# Indicator vector

In mathematics, the indicator vector or characteristic vector or incidence vector of a subset T of a set S is the vector ${\displaystyle x_{T}:=(x_{s})_{s\in S}}$ such that ${\displaystyle x_{s}=1}$ if ${\displaystyle s\in T}$ and ${\displaystyle x_{s}=0}$ if ${\displaystyle s\notin T.}$

If S is countable and its elements are numbered so that ${\displaystyle S=\{s_{1},s_{2},\ldots ,s_{n}\}}$, then ${\displaystyle x_{T}=(x_{1},x_{2},\ldots ,x_{n})}$ where ${\displaystyle x_{i}=1}$ if ${\displaystyle s_{i}\in T}$ and ${\displaystyle x_{i}=0}$ if ${\displaystyle s_{i}\notin T.}$

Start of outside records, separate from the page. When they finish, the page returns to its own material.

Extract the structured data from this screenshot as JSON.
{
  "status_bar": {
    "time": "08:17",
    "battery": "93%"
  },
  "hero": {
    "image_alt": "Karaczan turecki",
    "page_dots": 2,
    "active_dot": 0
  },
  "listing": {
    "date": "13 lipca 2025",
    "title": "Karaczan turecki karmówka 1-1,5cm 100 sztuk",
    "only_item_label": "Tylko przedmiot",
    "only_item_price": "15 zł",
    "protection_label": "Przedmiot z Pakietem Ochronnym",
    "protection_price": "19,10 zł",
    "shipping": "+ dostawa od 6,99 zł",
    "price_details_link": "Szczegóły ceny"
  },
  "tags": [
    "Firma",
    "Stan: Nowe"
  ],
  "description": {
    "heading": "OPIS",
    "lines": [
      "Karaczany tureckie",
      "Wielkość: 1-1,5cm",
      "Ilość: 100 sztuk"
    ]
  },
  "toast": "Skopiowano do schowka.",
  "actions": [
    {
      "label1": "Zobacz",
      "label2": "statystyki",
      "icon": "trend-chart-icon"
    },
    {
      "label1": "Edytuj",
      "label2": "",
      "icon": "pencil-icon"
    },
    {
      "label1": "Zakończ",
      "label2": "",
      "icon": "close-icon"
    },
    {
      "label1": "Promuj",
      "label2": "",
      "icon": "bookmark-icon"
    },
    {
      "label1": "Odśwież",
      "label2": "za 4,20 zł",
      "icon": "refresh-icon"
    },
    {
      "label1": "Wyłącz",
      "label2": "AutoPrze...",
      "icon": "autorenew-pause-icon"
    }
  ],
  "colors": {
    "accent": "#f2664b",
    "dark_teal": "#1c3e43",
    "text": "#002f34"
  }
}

To put it more simply, the indicator vector of T is a vector with one element for each element in S, with that element being one if the corresponding element of S is in T, and zero if it is not.[1][2][3]

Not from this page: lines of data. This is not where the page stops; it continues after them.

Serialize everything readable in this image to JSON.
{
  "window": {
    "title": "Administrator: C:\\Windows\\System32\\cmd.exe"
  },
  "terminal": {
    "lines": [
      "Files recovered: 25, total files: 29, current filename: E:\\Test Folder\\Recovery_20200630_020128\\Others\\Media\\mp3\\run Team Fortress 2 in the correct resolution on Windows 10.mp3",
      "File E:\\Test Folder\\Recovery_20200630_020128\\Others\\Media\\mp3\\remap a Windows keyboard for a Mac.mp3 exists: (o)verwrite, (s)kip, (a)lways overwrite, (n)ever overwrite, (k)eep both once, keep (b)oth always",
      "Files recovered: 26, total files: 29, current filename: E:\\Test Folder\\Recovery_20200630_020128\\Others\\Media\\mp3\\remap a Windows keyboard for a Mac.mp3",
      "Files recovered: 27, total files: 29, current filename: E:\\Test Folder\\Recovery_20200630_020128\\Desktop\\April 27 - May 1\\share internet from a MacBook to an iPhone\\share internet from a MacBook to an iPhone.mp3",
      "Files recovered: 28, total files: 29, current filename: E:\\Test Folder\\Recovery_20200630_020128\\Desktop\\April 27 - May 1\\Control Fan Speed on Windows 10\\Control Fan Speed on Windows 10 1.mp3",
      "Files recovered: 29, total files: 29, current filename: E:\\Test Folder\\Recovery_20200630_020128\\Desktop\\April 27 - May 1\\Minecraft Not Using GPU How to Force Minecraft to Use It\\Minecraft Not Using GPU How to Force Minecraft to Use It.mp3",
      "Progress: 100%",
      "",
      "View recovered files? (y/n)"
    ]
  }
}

An indicator vector is a special (countable) case of an indicator function.

## Example

If S is the set of natural numbers ${\displaystyle \mathbb {N} }$, and T is some subset of the natural numbers, then the indicator vector is naturally a single point in the Cantor space: that is, an infinite sequence of 1's and 0's, indicating membership, or lack thereof, in T. Such vectors commonly occur in the study of arithmetical hierarchy.

## Notes

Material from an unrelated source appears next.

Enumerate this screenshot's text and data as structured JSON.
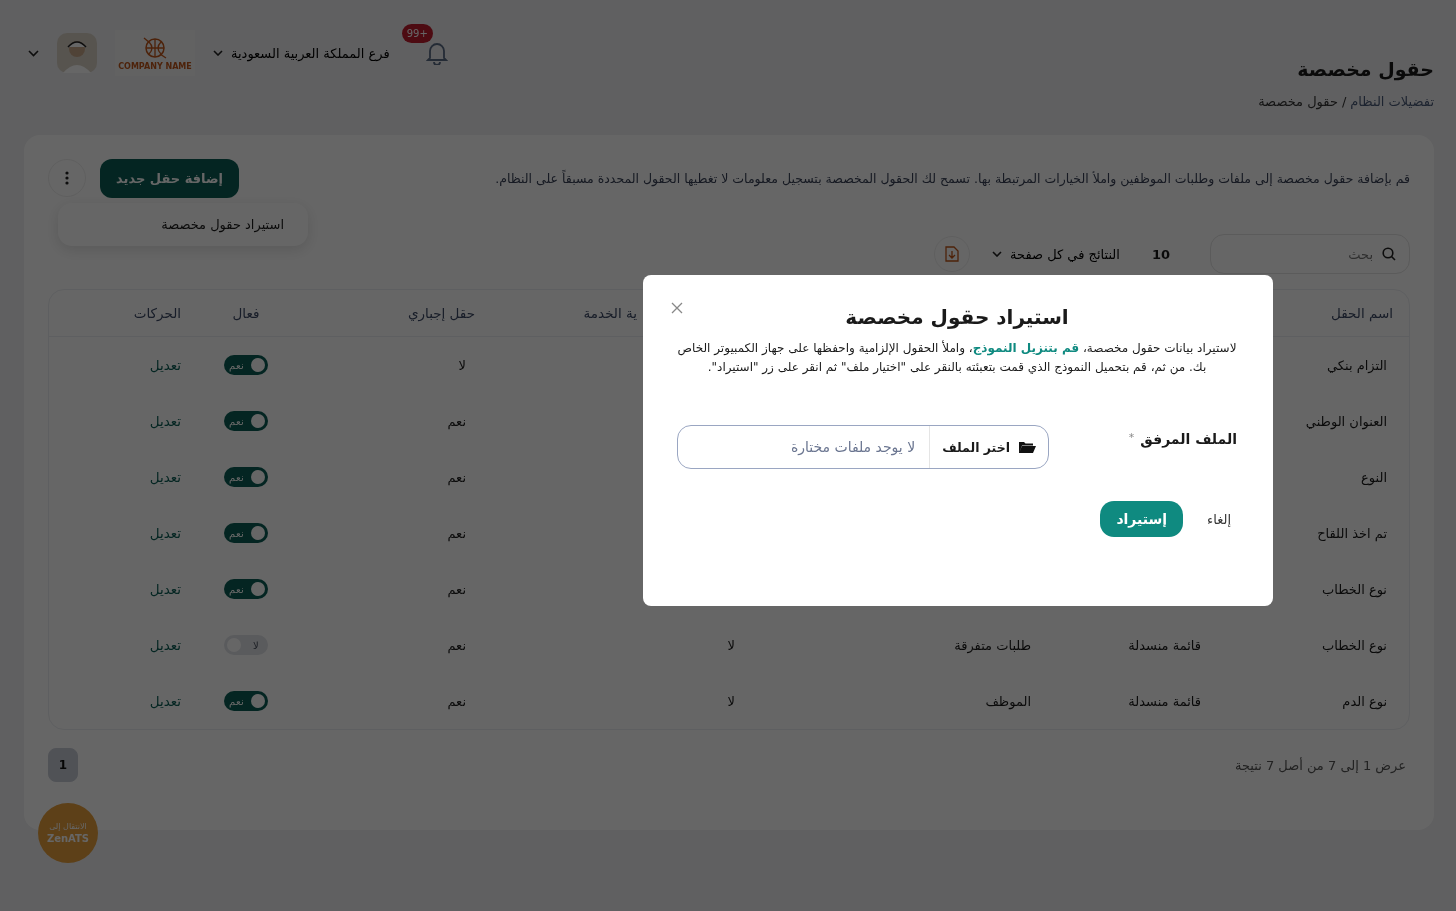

1. ^ Mirkin, Boris Grigorʹevich (1996). Mathematical Classification and Clustering. p. 112. ISBN 0-7923-4159-7. Retrieved 10 February 2014.
2. ^ von Luxburg, Ulrike (2007). "A Tutorial on Spectral Clustering" (PDF). Statistics and Computing. 17 (4): 2. Archived from the original (PDF) on 6 February 2011. Retrieved 10 February 2014.
3. ^ Taghavi, Mohammad H. (2008). Decoding Linear Codes Via Optimization and Graph-based Techniques. p. 21. ISBN 9780549809043. Retrieved 10 February 2014.